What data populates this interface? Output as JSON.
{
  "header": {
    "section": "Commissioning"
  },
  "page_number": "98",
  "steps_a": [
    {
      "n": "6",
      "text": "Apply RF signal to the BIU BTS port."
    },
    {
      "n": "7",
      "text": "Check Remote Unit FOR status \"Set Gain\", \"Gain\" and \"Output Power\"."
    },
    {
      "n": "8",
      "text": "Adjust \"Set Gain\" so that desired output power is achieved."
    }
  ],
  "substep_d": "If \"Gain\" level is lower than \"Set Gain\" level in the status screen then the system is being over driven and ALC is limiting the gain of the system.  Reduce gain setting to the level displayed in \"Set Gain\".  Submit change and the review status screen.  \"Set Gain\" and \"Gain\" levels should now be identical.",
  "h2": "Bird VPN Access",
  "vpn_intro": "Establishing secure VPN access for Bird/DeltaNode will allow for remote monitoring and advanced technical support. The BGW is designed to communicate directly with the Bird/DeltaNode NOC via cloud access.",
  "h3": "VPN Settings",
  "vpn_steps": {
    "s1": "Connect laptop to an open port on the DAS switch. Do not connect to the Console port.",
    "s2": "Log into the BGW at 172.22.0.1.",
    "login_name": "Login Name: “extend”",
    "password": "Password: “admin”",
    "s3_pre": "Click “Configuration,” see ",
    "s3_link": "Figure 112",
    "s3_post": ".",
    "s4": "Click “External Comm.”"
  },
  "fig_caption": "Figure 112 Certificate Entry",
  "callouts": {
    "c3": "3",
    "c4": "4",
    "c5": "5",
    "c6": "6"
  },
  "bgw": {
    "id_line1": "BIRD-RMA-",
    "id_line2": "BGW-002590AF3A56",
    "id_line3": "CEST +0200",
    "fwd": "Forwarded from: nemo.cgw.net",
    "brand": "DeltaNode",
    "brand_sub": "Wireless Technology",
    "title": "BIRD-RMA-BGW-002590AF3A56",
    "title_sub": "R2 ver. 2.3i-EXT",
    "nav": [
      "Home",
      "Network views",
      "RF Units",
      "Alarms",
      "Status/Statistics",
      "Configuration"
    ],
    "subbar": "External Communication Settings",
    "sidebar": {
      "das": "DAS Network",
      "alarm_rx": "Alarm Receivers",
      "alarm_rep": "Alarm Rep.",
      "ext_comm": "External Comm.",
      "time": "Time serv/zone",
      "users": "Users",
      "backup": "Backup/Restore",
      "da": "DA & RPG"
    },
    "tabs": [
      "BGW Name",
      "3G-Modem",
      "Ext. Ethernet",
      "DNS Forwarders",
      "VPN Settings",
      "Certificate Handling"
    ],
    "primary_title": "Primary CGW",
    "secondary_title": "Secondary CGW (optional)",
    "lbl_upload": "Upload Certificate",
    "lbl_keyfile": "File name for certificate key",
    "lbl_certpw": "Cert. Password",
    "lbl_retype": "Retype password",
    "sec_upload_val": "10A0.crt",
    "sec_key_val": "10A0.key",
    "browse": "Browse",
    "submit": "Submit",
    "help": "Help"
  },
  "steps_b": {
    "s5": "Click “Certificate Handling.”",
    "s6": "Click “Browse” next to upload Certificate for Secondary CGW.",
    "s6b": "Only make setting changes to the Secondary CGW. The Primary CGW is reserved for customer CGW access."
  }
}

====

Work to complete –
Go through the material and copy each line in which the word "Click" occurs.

Your response –
    "s3_pre": "Click “Configuration,” see ",
    "s4": "Click “External Comm.”"
    "s5": "Click “Certificate Handling.”",
    "s6": "Click “Browse” next to upload Certificate for Secondary CGW.",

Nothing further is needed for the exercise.